2.2 Surface Area
Heat transfer from an object can also be improved by increasing the surface area in

contact with the air. In practice, it may be difficult to increase the size of body to suit. In these
circumstances, the surface area in contact with the air may be increased by adding fns or pins normal to
the surface. These features are called extended surfaces. A typical example is the use of fins on the
cylindrical and head of an air-cooled petrol engine. The effect of the extended surface can be
demonstrated by comparing fnned and pinned surfaces with a flat plate under the same conditions of
power input and airflow.

3. SAFETY PROCEDURE
1. Hot surfaces cannot in most cases be totally shield and can produce severe burns even when not
'visibly' hot. Use common sense and think which part of the equipment is likely to be hot.
2. Ensure that speed control devices are always set to zero before starting equipment
3. Always disconnect equipment from the electrical supply when not in use.

4. EXPERIMENTS

Experiment 1: To demonstrate the use of extended surface to improve heat transfer from
the surface

## 1. Place the flat plate heat exchange into the duct.

2. Record the ambient air temperature, tA.
3. Set the heater power control to 75 Watts.
4. Allow the temperature to rise to 80 C, and then adjust the heater power control to 20 Watts until
5. Record heated plate temperature, tH at air velocity 0.0 m/s.
6. Set the fan control to give 1.0 m/s using the thermal anemometer.
7. Repeat this procedure for 1.5 m/s for the flat plate.
8. Replace the flat plate with the finned and pinned plate and repeat the experiment.

4
Experiment 1

## Ambient air temperature, tA = _____ oC

Power Input = 20 Watts
Air Velocity Heater temperature, tH tH tA (oC)
(m/s) (oC)
Flat Pinned Finned Flat Pinned Finned
0.0
1.0
1.5

5. TUTORIALS

Experiment 1

1. Plot graphs of surface temperature against air velocity for each flat plate, pinned plate and
pinned plate.

## 2. Comment on the correlation between;

a) the velocity of the air and the surface temperature for each flat plate, pinned plate and
finned plate
b) total surface of the plates and the surface temperature for each flat plate, pinned plate and
finned plate

REFERENCES

## 1. White, F. M. Fluid' Mechanics, 4^ Ed., McGravv-Hill, Singapore, 1999

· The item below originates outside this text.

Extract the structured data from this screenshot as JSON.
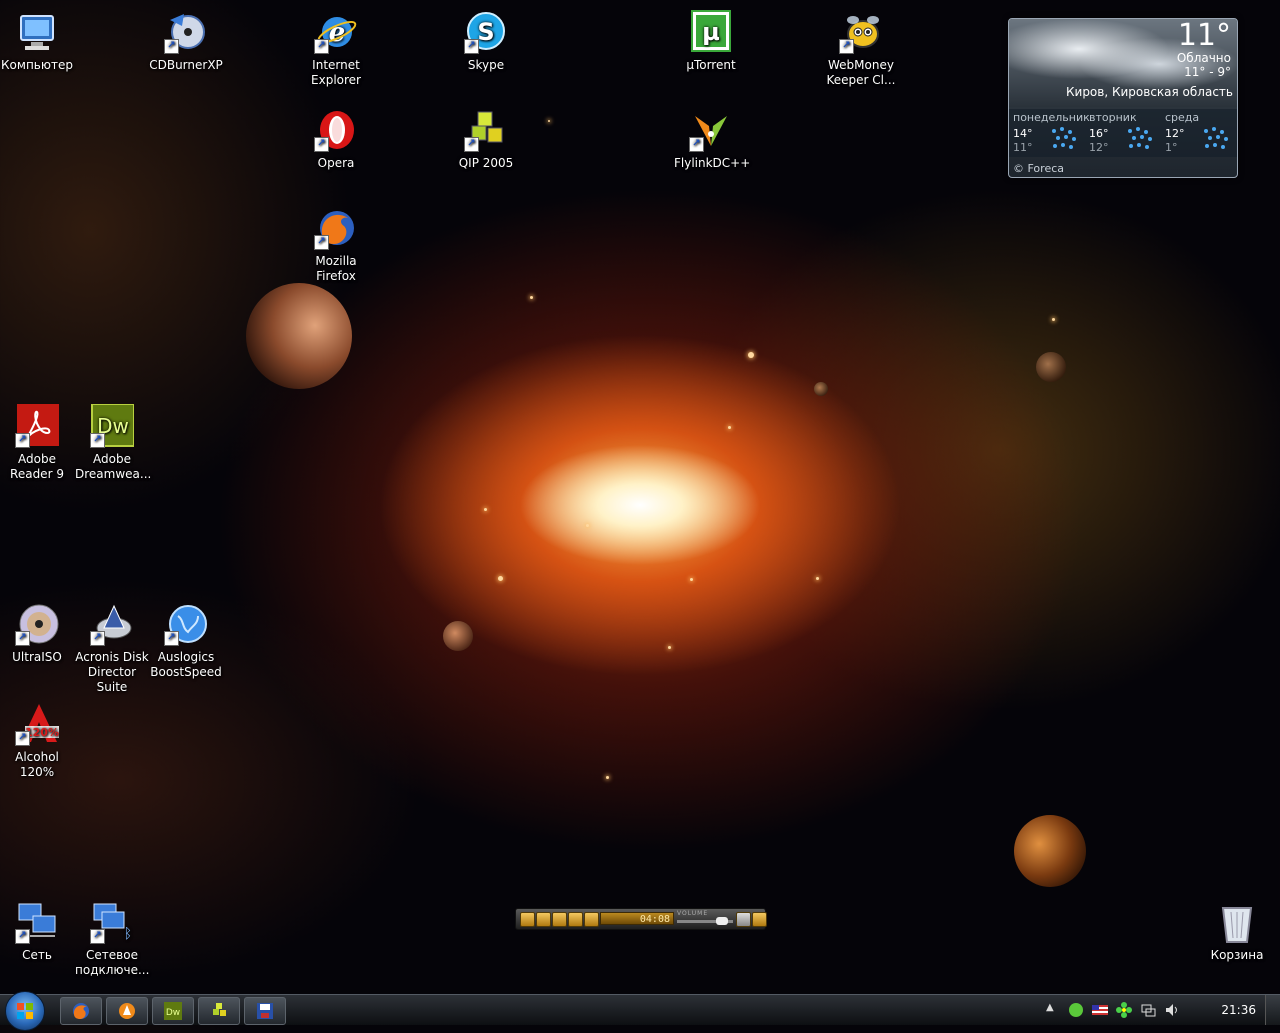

2. Debler, W. R. FluidMechanics Fundamentals, Prentice-Hall, London, 1990
3. Bertin, J. J. Engineerng FluidMechancs, Prentice-Hall, London, 1984
4. McCabe, W. L, Smith, J. C. and Harriott, P. Unit Operations of Chemical Engineering, 5"1 Ed.,
McGraw-Hill, New York, 1993
5. Gnter Cerbe, Hans Joachim Hoffmann, Einfhrung in die Wrmelehre.Introduction to
Thermodynamics, 9"1 Ed, Carl Hanser Verlag, Munich Vienna, 1990.